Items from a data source

=== Begin Enclosure ===

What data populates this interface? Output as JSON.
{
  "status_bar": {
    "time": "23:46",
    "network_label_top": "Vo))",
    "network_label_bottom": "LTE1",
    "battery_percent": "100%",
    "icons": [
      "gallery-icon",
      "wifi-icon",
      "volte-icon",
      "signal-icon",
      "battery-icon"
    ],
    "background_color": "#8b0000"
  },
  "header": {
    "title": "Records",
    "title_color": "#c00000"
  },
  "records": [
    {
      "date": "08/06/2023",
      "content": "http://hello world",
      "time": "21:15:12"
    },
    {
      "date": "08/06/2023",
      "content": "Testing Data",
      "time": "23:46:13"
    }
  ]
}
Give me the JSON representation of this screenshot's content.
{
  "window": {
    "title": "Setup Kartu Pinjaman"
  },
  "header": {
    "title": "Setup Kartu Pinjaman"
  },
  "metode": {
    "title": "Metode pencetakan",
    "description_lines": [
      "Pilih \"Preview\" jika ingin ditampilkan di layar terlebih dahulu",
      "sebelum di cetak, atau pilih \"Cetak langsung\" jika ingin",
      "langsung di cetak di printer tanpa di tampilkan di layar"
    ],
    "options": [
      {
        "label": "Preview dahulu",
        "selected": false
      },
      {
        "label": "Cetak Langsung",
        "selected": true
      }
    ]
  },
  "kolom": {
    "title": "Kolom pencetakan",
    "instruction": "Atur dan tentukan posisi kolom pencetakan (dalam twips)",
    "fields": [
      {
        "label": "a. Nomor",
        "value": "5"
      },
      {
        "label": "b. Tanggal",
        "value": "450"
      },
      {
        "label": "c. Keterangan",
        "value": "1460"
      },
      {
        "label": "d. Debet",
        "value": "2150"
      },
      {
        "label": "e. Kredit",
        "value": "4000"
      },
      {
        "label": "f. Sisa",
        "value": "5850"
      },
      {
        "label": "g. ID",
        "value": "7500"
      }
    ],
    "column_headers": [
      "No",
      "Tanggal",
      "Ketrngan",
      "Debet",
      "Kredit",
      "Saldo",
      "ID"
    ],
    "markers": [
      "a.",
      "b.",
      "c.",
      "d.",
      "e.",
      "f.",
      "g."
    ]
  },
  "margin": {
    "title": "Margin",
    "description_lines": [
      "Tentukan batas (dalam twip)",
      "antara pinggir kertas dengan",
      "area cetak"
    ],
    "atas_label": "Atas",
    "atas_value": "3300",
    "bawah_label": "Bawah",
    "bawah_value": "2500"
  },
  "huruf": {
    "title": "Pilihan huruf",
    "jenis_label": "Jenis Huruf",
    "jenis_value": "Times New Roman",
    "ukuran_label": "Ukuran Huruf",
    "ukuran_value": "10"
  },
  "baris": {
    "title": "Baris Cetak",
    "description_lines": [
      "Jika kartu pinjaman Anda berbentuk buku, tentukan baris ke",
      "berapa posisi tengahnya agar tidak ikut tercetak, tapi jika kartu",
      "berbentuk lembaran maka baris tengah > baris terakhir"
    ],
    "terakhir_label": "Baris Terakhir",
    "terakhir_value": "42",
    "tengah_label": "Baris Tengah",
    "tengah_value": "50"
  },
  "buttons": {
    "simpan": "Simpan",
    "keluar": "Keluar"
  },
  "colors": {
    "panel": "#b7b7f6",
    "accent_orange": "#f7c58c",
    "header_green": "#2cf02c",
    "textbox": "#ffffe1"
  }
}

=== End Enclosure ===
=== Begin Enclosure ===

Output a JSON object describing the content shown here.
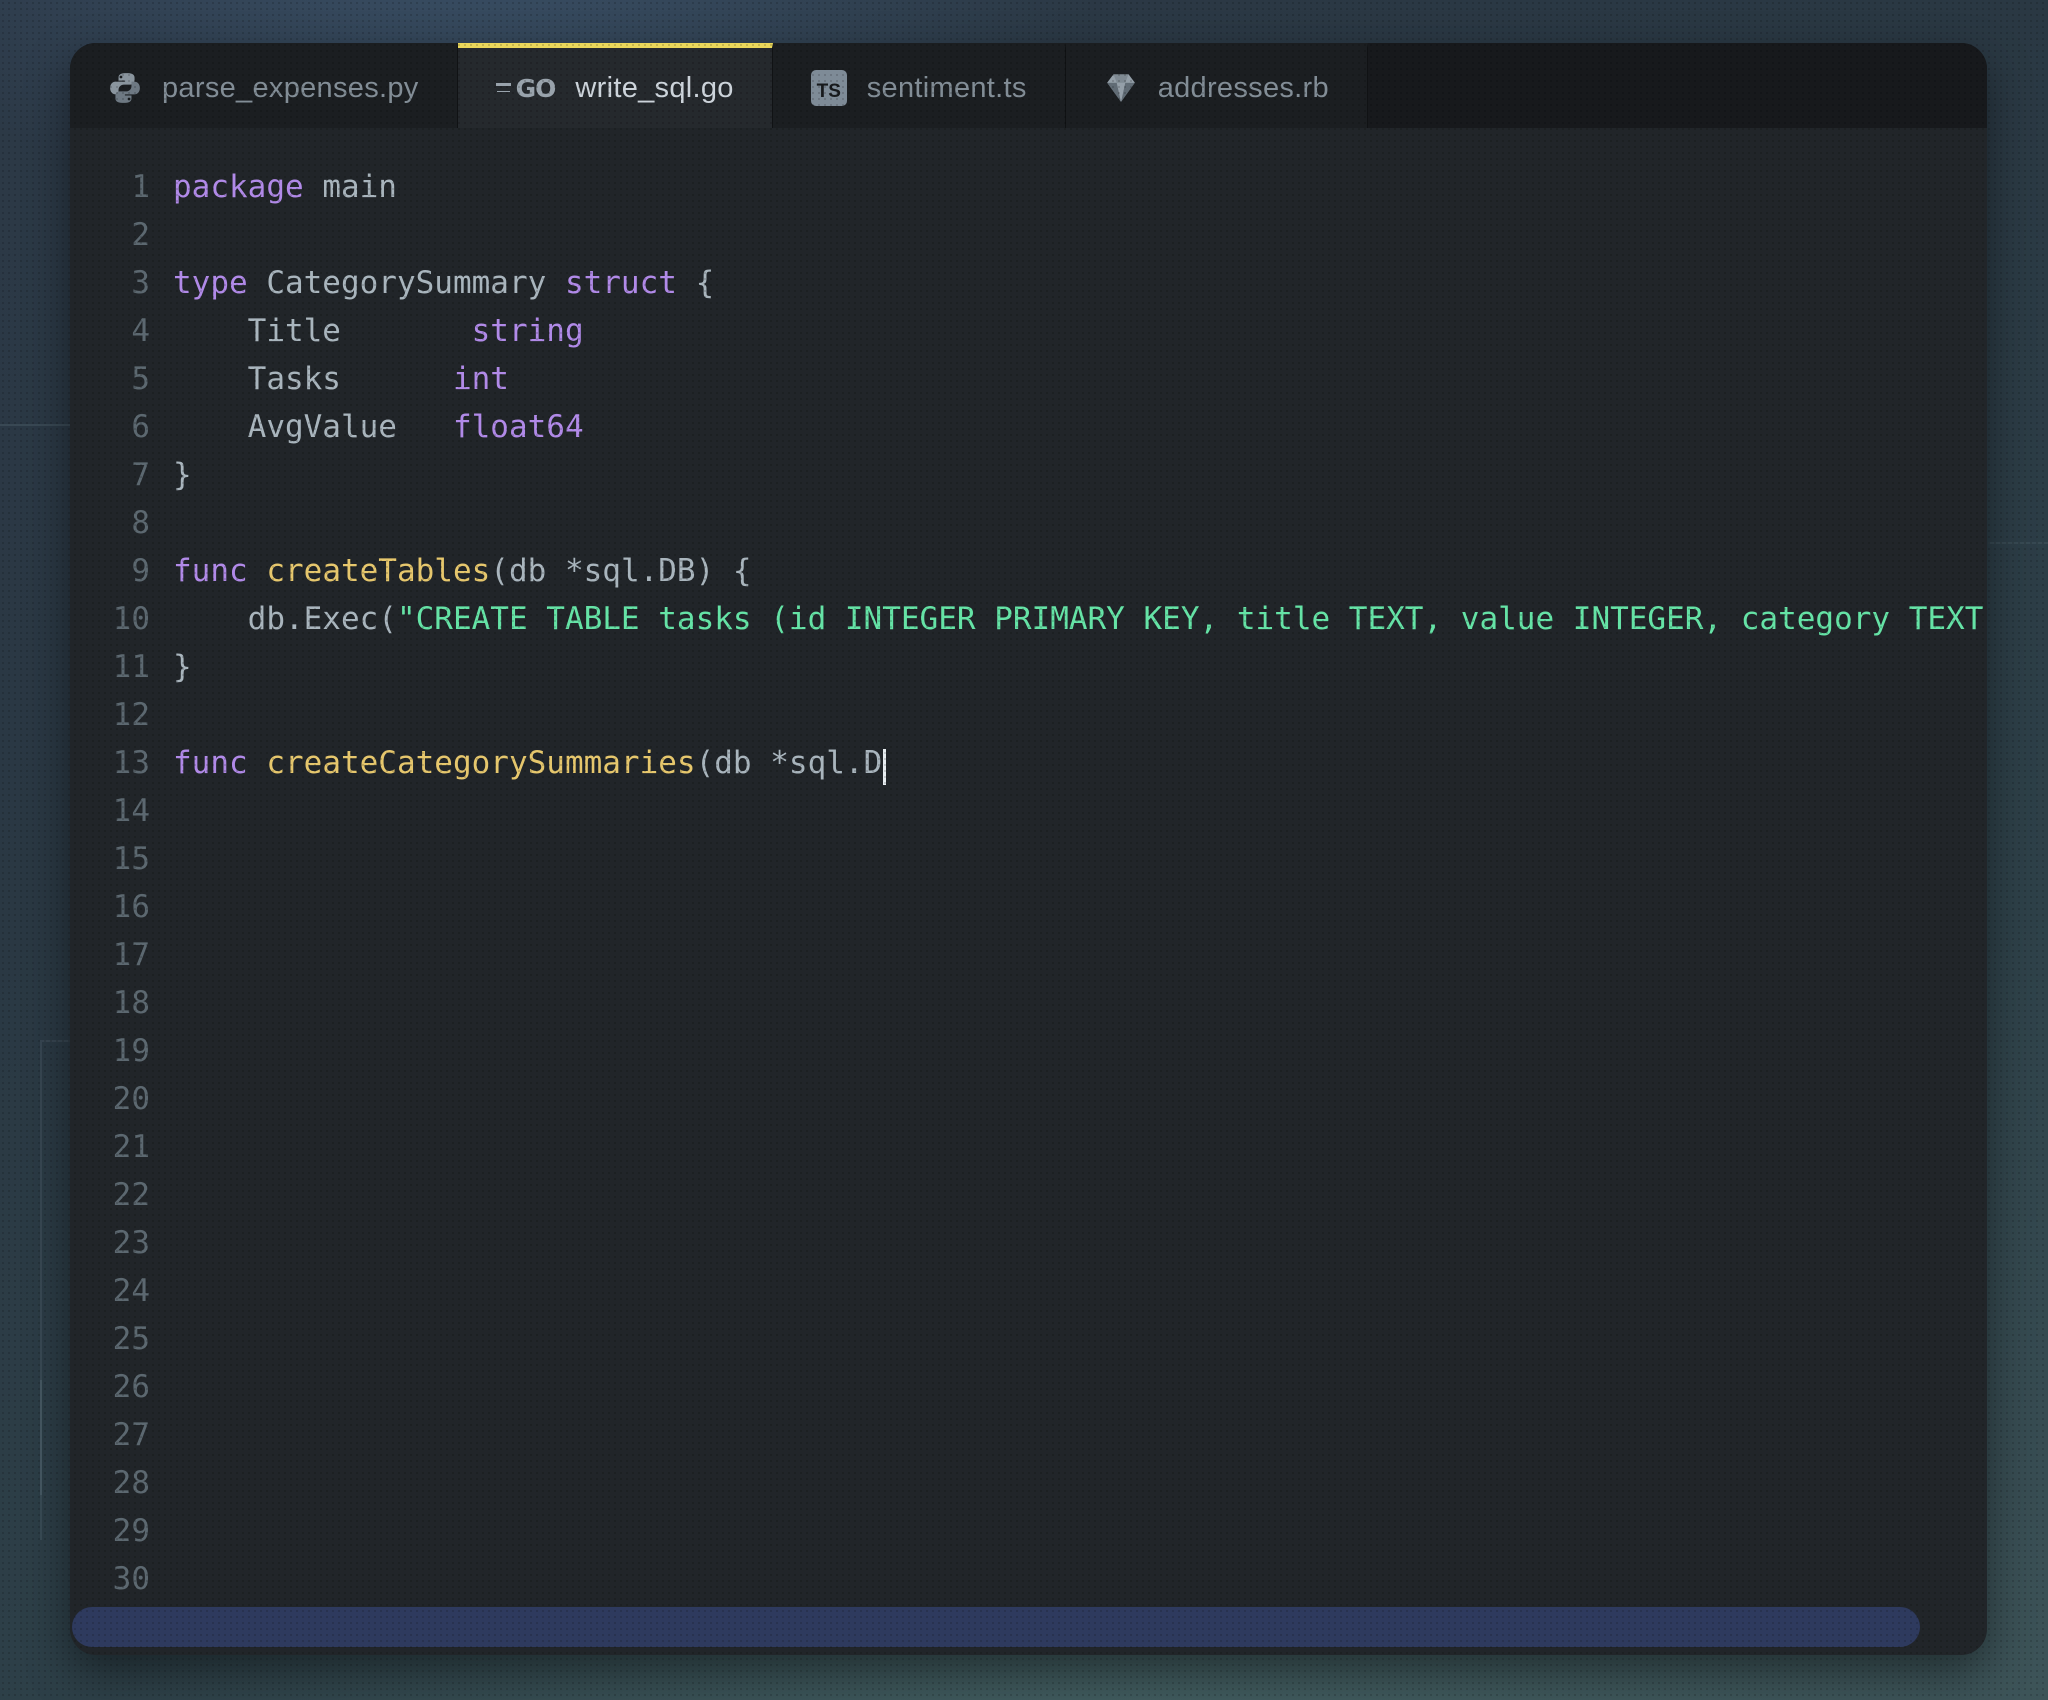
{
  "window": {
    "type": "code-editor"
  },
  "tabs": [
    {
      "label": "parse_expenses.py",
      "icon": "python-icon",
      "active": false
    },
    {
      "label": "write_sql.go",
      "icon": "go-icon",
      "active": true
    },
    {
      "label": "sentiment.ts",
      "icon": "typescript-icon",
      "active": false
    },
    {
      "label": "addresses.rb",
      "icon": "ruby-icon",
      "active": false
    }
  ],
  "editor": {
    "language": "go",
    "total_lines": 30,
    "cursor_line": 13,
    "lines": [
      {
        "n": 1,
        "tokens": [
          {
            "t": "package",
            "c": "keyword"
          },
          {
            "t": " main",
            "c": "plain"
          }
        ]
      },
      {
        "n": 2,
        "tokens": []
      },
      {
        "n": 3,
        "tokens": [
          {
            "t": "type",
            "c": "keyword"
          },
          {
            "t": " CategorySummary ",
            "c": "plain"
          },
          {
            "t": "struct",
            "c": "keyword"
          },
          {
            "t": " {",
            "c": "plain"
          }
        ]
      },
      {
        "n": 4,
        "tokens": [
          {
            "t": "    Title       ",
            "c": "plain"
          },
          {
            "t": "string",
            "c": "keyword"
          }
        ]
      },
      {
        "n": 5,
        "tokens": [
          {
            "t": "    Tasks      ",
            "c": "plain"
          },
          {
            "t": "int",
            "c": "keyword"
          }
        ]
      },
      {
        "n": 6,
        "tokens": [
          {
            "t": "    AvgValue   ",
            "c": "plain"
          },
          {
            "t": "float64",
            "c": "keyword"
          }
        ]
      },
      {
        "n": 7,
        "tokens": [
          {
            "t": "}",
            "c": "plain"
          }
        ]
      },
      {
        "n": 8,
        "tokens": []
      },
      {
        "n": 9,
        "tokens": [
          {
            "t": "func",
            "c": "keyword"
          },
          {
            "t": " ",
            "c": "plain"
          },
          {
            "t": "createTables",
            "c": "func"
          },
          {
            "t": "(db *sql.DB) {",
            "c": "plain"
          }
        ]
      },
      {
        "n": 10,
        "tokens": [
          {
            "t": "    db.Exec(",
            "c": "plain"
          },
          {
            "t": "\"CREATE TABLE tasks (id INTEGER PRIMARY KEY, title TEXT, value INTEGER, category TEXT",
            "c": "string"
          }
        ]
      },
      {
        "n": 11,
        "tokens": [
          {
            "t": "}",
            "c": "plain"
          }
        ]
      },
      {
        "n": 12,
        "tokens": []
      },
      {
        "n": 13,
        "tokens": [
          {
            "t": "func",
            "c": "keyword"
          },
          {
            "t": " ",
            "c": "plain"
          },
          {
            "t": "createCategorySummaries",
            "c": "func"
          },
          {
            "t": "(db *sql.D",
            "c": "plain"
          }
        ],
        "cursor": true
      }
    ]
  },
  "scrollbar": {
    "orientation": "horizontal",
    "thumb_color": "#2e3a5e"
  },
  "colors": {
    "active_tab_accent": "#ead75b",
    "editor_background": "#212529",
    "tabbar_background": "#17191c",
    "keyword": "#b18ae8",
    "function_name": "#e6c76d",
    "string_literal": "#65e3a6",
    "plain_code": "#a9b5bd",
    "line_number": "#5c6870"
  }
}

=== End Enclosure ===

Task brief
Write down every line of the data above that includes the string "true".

Response to the exercise
        "selected": true
      "active": true
        "cursor": true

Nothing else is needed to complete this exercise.